The World Cup could add about 3 to 4 percentage points to Adidas group revenue growth in 2018, lower than previous tournaments due to the fact it is happening in Russia, according to Piral Dadhania, an analyst at RBC Capital Markets.
However, Dadhania noted much of the benefit occurs before the event as the jerseys have already been sold to retailers.
“Any incremental boost during or after the event relating to jersey sales depends on the extent to which specific teams progress through the competition,” Dadhania said. ($1 = 0.8598 euros)


Dortmund, Favre face tough questions after Bayern’s ‘big step’

Updated 44 min 19 sec ago

Dortmund, Favre face tough questions after Bayern’s ‘big step’

  • Several German newspapers have suggested Favre is set to leave at the end of the season

BERLIN: Borussia Dortmund visit bottom side Paderborn on Sunday with uncertainty surrounding the future of coach Lucien Favre after Tuesday’s 1-0 defeat by Bayern Munich left their Bundesliga title dreams in tatters.

Favre and Dortmund were forced to deny rumors that he is set to resign, and face Paderborn attempting to at least keep some pressure on reigning champions Bayern, who sit seven points clear with six matches remaining.

Second-placed Dortmund may also have to make do without Erling Braut Haaland, after the teenage sensation was injured against Bayern, reportedly in an accidental collision with the referee.

Swiss Favre was forced to clarify comments made on Tuesday when he said he would “talk about it (his future) in a few weeks,” saying the following day that he was not “giving up at all.”

Several German newspapers have suggested Favre is set to leave at the end of the season, with Niko Kovac, who was sacked by Bayern last year, reported to be his likely successor.

“We are certainly not having a coaching debate,” Dortmund sporting director Michael Zorc insisted to Sport1.

“Lucien must have expressed himself misleadingly in a moment immediately after the game.”

Barring an unlikely late-season collapse from Bayern, it will be the second straight season that Favre’s Dortmund have pushed their rivals close in the title race before ultimately coming up short.

Dortmund led for much of the campaign last term but stumbled late to finish two points off the pace.

“We said before the season that we wanted to play for the title again,” added Zorc.

“We didn’t manage to be better than Bayern.
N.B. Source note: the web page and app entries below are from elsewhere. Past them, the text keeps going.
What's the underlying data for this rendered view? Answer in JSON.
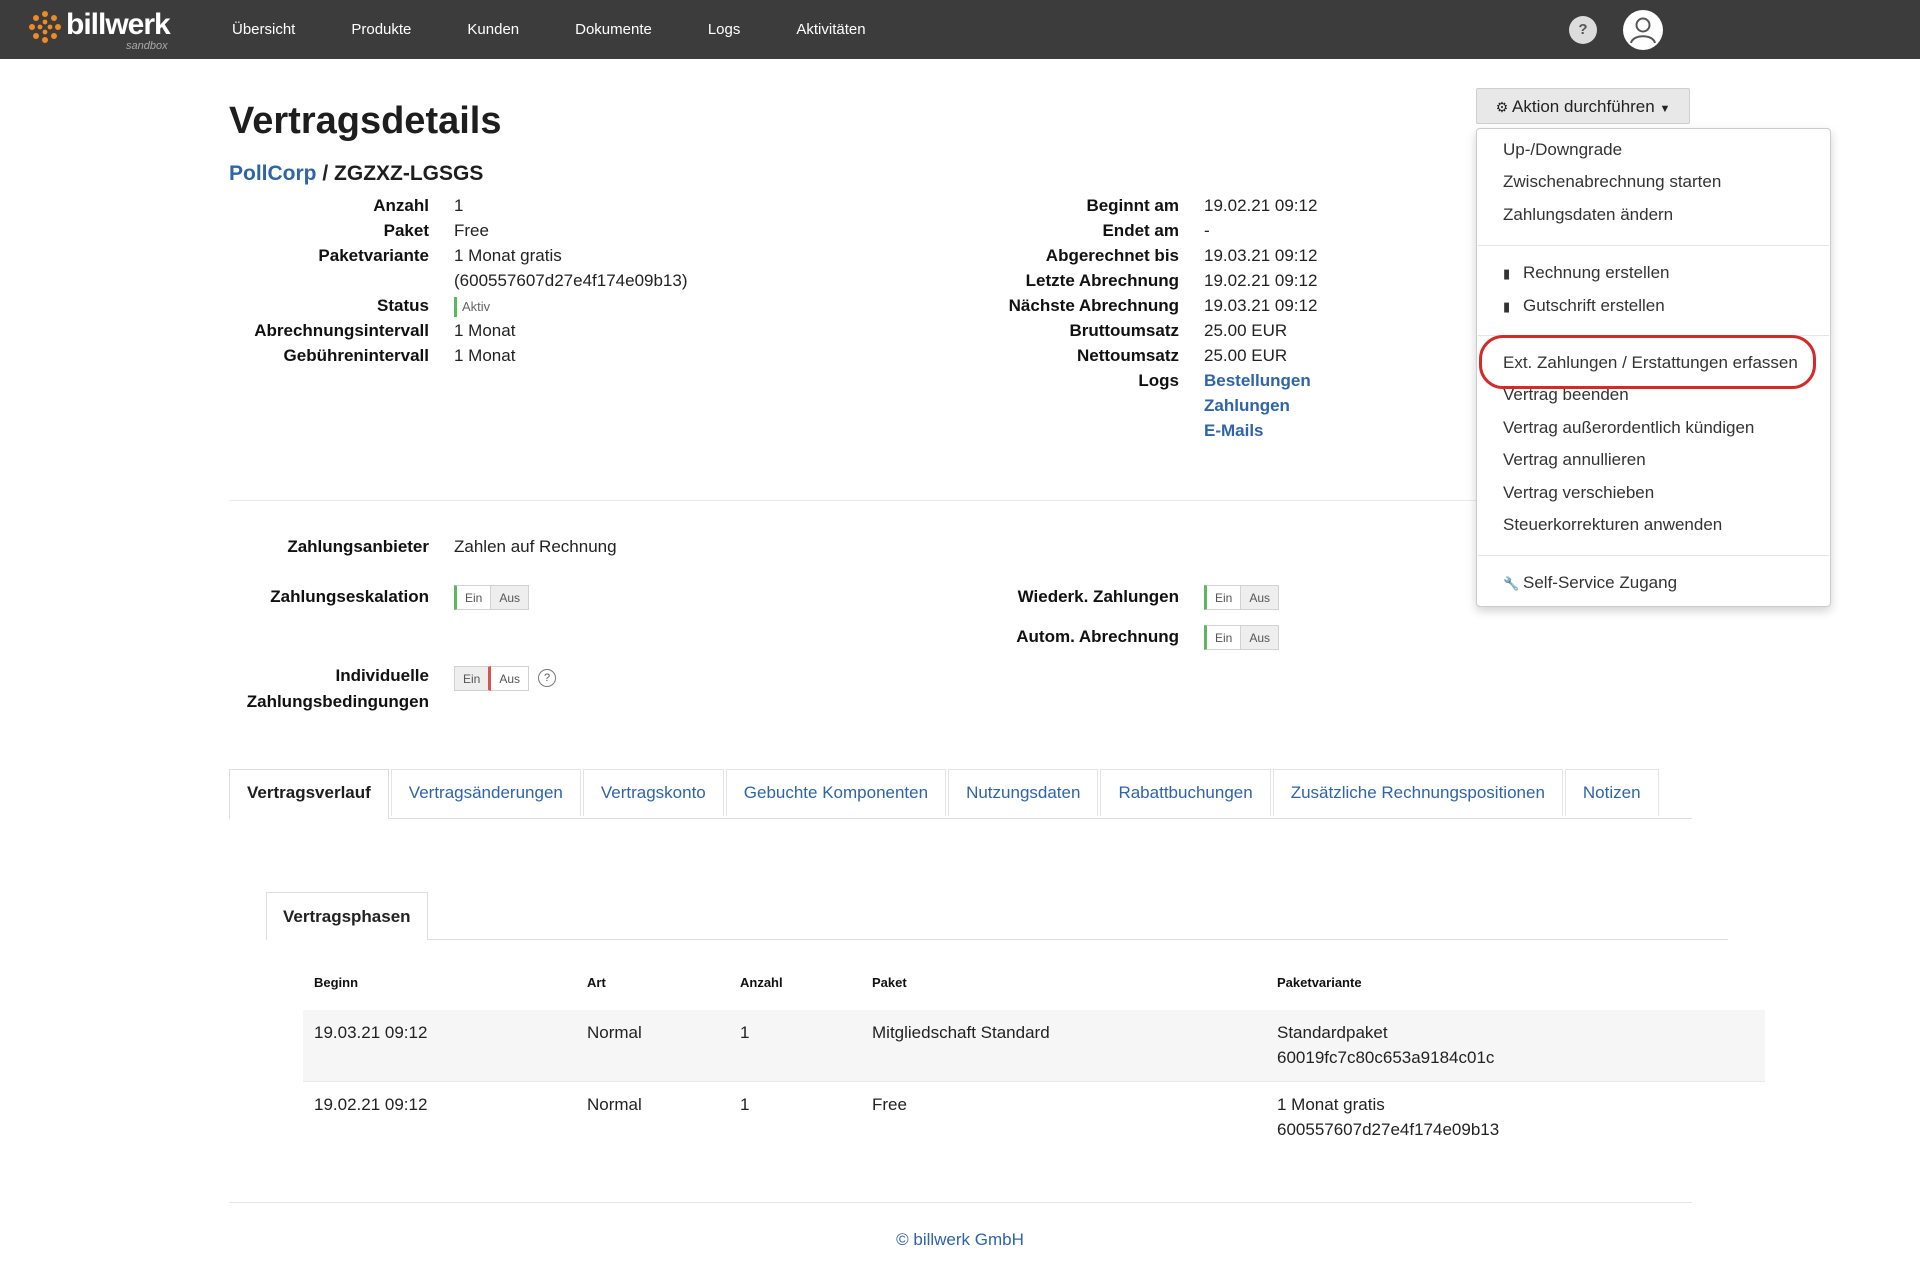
{
  "header": {
    "logo_text": "billwerk",
    "logo_sub": "sandbox",
    "nav": [
      "Übersicht",
      "Produkte",
      "Kunden",
      "Dokumente",
      "Logs",
      "Aktivitäten"
    ],
    "help": "?"
  },
  "page": {
    "title": "Vertragsdetails",
    "customer_link": "PollCorp",
    "separator": "/",
    "contract_code": "ZGZXZ-LGSGS"
  },
  "details_left": {
    "anzahl_label": "Anzahl",
    "anzahl": "1",
    "paket_label": "Paket",
    "paket": "Free",
    "variante_label": "Paketvariante",
    "variante_1": "1 Monat gratis",
    "variante_2": "(600557607d27e4f174e09b13)",
    "status_label": "Status",
    "status": "Aktiv",
    "abrechnungsintervall_label": "Abrechnungsintervall",
    "abrechnungsintervall": "1 Monat",
    "gebuehrenintervall_label": "Gebührenintervall",
    "gebuehrenintervall": "1 Monat"
  },
  "details_right": {
    "beginnt_label": "Beginnt am",
    "beginnt": "19.02.21 09:12",
    "endet_label": "Endet am",
    "endet": "-",
    "abgerechnet_label": "Abgerechnet bis",
    "abgerechnet": "19.03.21 09:12",
    "letzte_label": "Letzte Abrechnung",
    "letzte": "19.02.21 09:12",
    "naechste_label": "Nächste Abrechnung",
    "naechste": "19.03.21 09:12",
    "brutto_label": "Bruttoumsatz",
    "brutto": "25.00 EUR",
    "netto_label": "Nettoumsatz",
    "netto": "25.00 EUR",
    "logs_label": "Logs",
    "logs_links": [
      "Bestellungen",
      "Zahlungen",
      "E-Mails"
    ]
  },
  "payment": {
    "anbieter_label": "Zahlungsanbieter",
    "anbieter": "Zahlen auf Rechnung",
    "eskalation_label": "Zahlungseskalation",
    "individuelle_label_1": "Individuelle",
    "individuelle_label_2": "Zahlungsbedingungen",
    "wiederk_label": "Wiederk. Zahlungen",
    "autom_label": "Autom. Abrechnung",
    "ein": "Ein",
    "aus": "Aus",
    "help": "?"
  },
  "tabs": [
    "Vertragsverlauf",
    "Vertragsänderungen",
    "Vertragskonto",
    "Gebuchte Komponenten",
    "Nutzungsdaten",
    "Rabattbuchungen",
    "Zusätzliche Rechnungspositionen",
    "Notizen"
  ],
  "subtab": "Vertragsphasen",
  "table": {
    "headers": [
      "Beginn",
      "Art",
      "Anzahl",
      "Paket",
      "Paketvariante"
    ],
    "rows": [
      {
        "beginn": "19.03.21 09:12",
        "art": "Normal",
        "anzahl": "1",
        "paket": "Mitgliedschaft Standard",
        "variante_1": "Standardpaket",
        "variante_2": "60019fc7c80c653a9184c01c"
      },
      {
        "beginn": "19.02.21 09:12",
        "art": "Normal",
        "anzahl": "1",
        "paket": "Free",
        "variante_1": "1 Monat gratis",
        "variante_2": "600557607d27e4f174e09b13"
      }
    ]
  },
  "footer": "© billwerk GmbH",
  "action": {
    "button": "Aktion durchführen",
    "items": [
      "Up-/Downgrade",
      "Zwischenabrechnung starten",
      "Zahlungsdaten ändern",
      "Rechnung erstellen",
      "Gutschrift erstellen",
      "Ext. Zahlungen / Erstattungen erfassen",
      "Vertrag beenden",
      "Vertrag außerordentlich kündigen",
      "Vertrag annullieren",
      "Vertrag verschieben",
      "Steuerkorrekturen anwenden",
      "Self-Service Zugang"
    ]
  },
  "colors": {
    "topbar": "#3c3c3c",
    "link": "#2f64a8",
    "active_green": "#5cb85c",
    "inactive_red": "#d9534f",
    "highlight": "#d42a2a",
    "logo_orange": "#f08a24"
  }
}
Now we can be disappointed, take a deep breath, and then set a new goal for Sunday. Full focus is on second place.”

Dortmund will be confident of getting back on track against a Paderborn side who are rooted to the foot of the table, eight points adrift of the relegation playoff spot, despite three consecutive draws since the Bundesliga resumed following the coronavirus lockdown.
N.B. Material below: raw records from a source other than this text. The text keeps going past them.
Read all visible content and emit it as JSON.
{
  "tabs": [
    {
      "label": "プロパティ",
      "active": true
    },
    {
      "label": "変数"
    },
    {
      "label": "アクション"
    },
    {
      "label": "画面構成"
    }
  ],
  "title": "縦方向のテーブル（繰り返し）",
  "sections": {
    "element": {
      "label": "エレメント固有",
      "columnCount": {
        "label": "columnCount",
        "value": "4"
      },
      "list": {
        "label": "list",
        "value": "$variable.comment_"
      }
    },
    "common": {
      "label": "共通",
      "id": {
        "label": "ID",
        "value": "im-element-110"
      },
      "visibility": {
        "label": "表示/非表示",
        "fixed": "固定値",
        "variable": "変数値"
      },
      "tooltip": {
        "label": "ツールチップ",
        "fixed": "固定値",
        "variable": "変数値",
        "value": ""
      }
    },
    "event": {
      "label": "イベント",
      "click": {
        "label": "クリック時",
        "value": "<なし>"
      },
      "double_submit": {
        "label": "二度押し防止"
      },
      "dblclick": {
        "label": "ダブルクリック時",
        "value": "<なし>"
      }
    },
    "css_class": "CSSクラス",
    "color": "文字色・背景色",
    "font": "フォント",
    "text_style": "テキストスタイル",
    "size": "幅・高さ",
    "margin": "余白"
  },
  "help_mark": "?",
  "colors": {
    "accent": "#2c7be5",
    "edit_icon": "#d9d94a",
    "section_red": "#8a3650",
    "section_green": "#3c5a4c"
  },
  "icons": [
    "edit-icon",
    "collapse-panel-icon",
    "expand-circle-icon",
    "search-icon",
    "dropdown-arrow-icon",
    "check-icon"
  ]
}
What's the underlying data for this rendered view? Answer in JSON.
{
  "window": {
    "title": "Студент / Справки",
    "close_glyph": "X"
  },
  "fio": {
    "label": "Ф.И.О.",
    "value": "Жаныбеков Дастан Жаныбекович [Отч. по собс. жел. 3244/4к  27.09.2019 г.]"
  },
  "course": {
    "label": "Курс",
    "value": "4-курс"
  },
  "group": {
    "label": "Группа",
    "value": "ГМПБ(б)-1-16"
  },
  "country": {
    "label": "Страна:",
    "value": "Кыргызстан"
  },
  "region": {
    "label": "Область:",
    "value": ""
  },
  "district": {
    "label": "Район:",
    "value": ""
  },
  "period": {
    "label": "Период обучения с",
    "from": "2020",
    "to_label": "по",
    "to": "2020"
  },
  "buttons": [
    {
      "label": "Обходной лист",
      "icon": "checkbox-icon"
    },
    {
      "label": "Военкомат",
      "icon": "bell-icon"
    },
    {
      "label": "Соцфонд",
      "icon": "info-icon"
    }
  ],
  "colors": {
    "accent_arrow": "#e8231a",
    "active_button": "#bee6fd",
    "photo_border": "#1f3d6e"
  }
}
“We mustn’t talk of a miracle because there are still 18 points to be won,” said Paderborn coach Steffen Baumgart.

“As long as it’s still mathematically possible we have to give it everything we’ve got.”

Bayern are now firmly on track for a record-extending eighth straight title and on Saturday host a Fortuna Duesseldorf side who boosted their survival hopes with a 2-1 midweek win against freefalling Schalke.

“We set out to take a big step (against Dortmund). We succeeded. We showed a lot of determination,” said Bayern coach Hansi Flick.

Duesseldorf, who occupy the relegation playoff spot, are five points clear of second-bottom Werder Bremen, although the four-time Bundesliga champions have a game in hand.

Bremen, who have only spent one season out of the top flight since the Bundesliga’s formation in 1963, visit Schalke on Saturday.

Schalke coach David Wagner is under pressure after his side threw away their European hopes with a 10-match winless run, including three straight defeats since the restart of the season.

Dortmund will need Jadon Sancho to be back at his best on Sunday, with Haaland’s injury leaving them without a recognized out-and-out striker.

English winger Sancho is yet to start a game since the restart after his own fitness problems, but has featured as a subsitute in all three matches.

The 20-year-old has scored 17 goals in all competitions this season.